4 February 2006 | sm22281
Interesting View of China's Silk Road in 700 A.D.
This is not a Kung Fu action movie, so those looking for fight scenes will be disappointed. It is a thrilling story of two warrior knights acting under their own sense of honor and called to action in circumstances beyond their control, against the backdrop of the turbulent and multi-cultural Silk Road. China being the vast country it is has birthed many such thrilling adventures of wandering warriors, itinerant mercenaries, Buddhist monks and pretty maidens. Think of romance or adventure novels based on the Middle Ages! The thrill of the story is to watch the two warriors meeting, one supposedly as the imperial agent sent to eliminate the renegade and intent on his mission, the other as the free agent warrior trying to live a life according to his own personal code of honor. When the two of them unite to fight hordes of greedy bandits, we see hand to hand combat, pursuits on horseback and sieges of a fort.
The unusual angles in this movie, for most movie goers, comes from the time and place: the warriors are from 700 A.D, a T'ang Dynasty era. The location is in the far western reaches of China and the locales are not traditionally "Chinese". The landscapes change from mountainous to woodsy to desert. There are thrilling scenes of camel caravans and desert towns and forts. The protagonists wear battle gear and the long hair of that period, which remind me vividly of French and English knights and crusaders of that era! The final siege of the desert fort reminds of the male warrior bonding in desperado scenes like in "Butch Cassidy and the Sundance Kid"; or the "Alamo"; or the "Three Musketeers".
The Buddhist relic transported by the caravan reminds me of the Catholic relics from dead saints found in many mystery or adventure stories based on the Middle Ages. The finale reminds me of the movie "Raiders of the Lost Ark" when the bad guys seem to be on the edge of acquiring the treasure, only to be annihilated, leaving some of the good guys to move on...

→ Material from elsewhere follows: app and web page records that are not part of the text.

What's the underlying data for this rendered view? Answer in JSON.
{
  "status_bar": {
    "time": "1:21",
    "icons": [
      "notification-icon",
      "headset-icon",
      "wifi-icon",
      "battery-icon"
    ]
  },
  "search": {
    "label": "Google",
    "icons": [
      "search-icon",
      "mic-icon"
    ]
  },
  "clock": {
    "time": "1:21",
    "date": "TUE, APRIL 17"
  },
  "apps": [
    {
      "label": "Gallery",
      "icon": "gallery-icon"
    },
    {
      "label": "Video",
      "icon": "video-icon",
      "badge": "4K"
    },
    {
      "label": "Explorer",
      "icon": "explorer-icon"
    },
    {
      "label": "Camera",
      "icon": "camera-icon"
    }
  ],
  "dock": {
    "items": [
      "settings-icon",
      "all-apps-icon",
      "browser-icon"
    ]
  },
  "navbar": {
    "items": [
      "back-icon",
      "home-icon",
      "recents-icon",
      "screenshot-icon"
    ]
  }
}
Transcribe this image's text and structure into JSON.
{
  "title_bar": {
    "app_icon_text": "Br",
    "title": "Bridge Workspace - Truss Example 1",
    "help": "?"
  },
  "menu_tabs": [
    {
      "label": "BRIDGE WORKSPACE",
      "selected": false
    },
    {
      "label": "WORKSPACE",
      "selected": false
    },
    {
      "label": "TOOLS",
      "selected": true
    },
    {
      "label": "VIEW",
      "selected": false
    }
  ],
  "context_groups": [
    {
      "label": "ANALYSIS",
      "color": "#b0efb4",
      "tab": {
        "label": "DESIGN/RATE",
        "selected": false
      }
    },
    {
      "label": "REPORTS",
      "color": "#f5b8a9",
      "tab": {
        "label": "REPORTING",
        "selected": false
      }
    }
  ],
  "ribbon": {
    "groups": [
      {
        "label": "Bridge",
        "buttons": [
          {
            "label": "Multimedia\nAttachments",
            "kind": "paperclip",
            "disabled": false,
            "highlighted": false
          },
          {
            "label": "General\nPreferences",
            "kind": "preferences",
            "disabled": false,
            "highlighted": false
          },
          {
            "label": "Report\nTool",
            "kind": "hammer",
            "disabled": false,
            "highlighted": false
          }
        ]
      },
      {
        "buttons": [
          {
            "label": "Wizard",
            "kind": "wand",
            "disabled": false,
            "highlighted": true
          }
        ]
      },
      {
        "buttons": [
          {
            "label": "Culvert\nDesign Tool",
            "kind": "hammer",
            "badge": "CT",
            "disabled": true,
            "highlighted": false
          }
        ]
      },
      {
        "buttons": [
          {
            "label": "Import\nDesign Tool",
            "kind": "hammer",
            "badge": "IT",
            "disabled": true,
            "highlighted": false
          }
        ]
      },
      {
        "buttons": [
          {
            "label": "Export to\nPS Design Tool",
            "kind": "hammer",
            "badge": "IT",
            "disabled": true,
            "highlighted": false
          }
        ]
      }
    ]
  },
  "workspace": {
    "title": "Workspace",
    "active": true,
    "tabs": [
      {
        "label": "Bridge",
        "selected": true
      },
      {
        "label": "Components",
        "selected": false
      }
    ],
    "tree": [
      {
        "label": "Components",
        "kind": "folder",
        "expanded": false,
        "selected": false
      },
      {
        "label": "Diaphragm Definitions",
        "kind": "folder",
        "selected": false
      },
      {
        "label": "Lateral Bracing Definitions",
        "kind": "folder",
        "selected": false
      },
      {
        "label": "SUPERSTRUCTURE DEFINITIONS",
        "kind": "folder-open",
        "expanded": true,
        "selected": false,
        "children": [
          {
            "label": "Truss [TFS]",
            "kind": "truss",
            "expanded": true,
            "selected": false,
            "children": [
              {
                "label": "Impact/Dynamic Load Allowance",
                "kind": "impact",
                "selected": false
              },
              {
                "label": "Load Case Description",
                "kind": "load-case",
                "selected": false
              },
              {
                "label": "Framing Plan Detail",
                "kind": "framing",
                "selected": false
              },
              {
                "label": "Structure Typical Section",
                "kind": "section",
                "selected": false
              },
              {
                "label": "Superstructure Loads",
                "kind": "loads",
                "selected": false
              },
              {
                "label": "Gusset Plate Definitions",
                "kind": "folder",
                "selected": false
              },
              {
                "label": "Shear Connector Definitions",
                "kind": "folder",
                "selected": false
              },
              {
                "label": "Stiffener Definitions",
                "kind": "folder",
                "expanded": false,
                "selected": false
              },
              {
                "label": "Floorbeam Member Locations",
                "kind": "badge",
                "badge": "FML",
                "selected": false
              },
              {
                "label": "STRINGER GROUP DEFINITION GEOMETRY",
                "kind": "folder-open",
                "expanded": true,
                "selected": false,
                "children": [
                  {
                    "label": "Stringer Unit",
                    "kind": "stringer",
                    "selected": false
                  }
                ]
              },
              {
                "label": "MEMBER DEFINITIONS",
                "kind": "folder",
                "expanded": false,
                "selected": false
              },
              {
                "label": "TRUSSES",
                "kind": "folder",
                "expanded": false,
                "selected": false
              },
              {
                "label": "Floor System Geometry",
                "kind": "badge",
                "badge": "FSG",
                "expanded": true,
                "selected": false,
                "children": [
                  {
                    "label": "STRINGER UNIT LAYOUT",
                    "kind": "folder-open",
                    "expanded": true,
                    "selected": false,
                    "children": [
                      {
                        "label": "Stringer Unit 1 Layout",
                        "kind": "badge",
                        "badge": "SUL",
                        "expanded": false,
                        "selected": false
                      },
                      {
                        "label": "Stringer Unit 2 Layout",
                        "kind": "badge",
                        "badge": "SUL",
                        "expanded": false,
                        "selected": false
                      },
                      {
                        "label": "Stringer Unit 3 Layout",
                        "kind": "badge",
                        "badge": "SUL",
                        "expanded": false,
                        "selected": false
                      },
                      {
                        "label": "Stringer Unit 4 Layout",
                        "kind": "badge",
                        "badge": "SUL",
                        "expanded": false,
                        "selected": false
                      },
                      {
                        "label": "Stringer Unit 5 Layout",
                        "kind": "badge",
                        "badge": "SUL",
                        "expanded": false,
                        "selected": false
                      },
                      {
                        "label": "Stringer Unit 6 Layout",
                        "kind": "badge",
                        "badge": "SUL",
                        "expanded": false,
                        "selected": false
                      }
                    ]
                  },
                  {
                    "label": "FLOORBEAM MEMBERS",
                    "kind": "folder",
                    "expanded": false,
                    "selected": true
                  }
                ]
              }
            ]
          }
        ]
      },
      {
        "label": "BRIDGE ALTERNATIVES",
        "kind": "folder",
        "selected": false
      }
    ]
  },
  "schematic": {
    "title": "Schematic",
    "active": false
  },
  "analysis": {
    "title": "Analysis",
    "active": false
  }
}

It is great entertainment and gives one yet another view of the Chinese culture about warriors of its complex past.